→ **What to work on**
Please return all lines from the records below that include the string "Earth".
*** Opening of Extracted data ***
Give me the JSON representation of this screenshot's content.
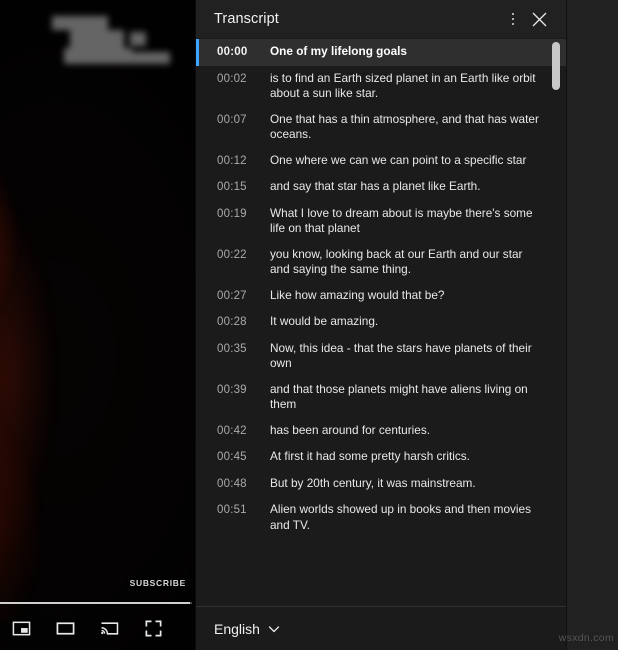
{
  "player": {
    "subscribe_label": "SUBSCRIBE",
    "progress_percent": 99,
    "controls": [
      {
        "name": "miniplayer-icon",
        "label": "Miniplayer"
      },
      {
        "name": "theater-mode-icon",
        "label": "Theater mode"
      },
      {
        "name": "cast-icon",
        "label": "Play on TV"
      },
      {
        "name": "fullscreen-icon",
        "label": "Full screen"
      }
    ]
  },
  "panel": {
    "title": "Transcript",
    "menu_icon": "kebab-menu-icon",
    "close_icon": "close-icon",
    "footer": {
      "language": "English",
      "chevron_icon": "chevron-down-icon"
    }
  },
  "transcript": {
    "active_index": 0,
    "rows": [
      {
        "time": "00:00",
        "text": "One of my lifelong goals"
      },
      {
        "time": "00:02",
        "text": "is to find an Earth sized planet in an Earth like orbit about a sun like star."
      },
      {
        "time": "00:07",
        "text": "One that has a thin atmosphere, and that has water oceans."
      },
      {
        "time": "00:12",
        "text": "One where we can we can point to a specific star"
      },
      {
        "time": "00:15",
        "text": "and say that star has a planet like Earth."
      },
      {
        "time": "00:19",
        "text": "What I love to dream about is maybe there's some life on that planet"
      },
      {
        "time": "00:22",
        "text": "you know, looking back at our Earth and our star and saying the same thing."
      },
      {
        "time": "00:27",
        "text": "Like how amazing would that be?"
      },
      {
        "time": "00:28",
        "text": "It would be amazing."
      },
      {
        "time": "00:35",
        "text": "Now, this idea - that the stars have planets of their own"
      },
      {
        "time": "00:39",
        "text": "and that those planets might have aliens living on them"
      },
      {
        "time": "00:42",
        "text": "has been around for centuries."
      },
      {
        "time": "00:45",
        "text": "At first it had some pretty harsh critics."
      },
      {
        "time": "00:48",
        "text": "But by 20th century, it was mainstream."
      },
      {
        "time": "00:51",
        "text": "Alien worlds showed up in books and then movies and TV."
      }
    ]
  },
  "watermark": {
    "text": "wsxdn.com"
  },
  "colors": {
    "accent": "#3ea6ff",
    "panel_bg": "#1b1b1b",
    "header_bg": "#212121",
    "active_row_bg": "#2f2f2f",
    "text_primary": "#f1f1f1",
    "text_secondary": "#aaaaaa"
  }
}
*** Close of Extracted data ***
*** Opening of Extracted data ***
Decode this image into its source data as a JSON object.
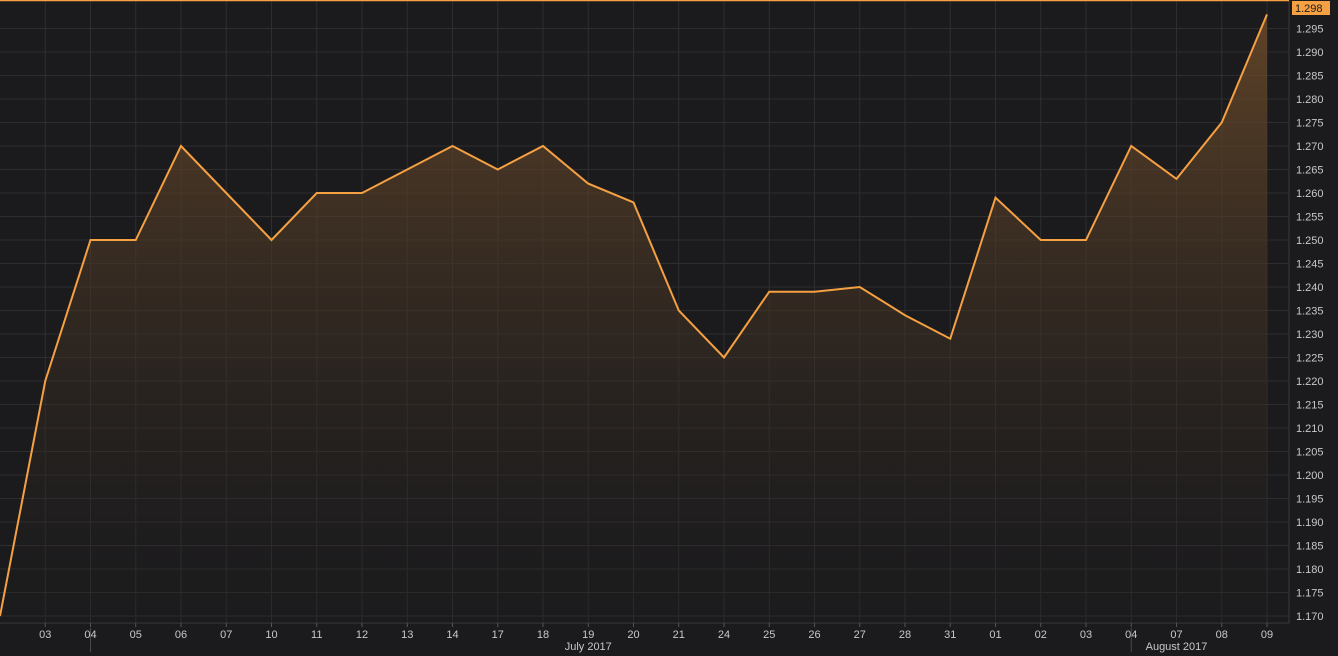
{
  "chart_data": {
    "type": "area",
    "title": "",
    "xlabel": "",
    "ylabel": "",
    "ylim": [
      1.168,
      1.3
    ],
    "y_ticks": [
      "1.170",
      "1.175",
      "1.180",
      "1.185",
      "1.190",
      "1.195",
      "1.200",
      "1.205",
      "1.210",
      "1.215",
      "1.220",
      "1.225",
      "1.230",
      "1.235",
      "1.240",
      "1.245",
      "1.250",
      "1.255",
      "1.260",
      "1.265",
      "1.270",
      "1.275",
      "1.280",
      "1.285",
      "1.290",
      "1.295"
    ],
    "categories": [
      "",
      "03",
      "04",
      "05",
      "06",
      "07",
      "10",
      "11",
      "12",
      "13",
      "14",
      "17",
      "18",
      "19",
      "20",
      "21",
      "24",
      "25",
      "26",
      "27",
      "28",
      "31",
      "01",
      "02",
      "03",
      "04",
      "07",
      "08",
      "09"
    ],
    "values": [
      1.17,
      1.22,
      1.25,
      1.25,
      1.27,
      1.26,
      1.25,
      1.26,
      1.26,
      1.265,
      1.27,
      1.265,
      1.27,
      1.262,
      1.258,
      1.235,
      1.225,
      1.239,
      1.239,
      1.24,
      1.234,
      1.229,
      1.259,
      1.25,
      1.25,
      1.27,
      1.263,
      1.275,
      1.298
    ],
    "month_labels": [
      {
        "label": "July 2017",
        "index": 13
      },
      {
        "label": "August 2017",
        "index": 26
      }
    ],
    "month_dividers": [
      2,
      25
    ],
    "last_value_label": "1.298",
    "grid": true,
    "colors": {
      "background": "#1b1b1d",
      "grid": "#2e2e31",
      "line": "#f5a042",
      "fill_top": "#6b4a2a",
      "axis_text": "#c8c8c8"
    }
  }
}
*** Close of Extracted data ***
→ **Expected answer**
        "text": "is to find an Earth sized planet in an Earth like orbit about a sun like star."
        "text": "and say that star has a planet like Earth."
        "text": "you know, looking back at our Earth and our star and saying the same thing."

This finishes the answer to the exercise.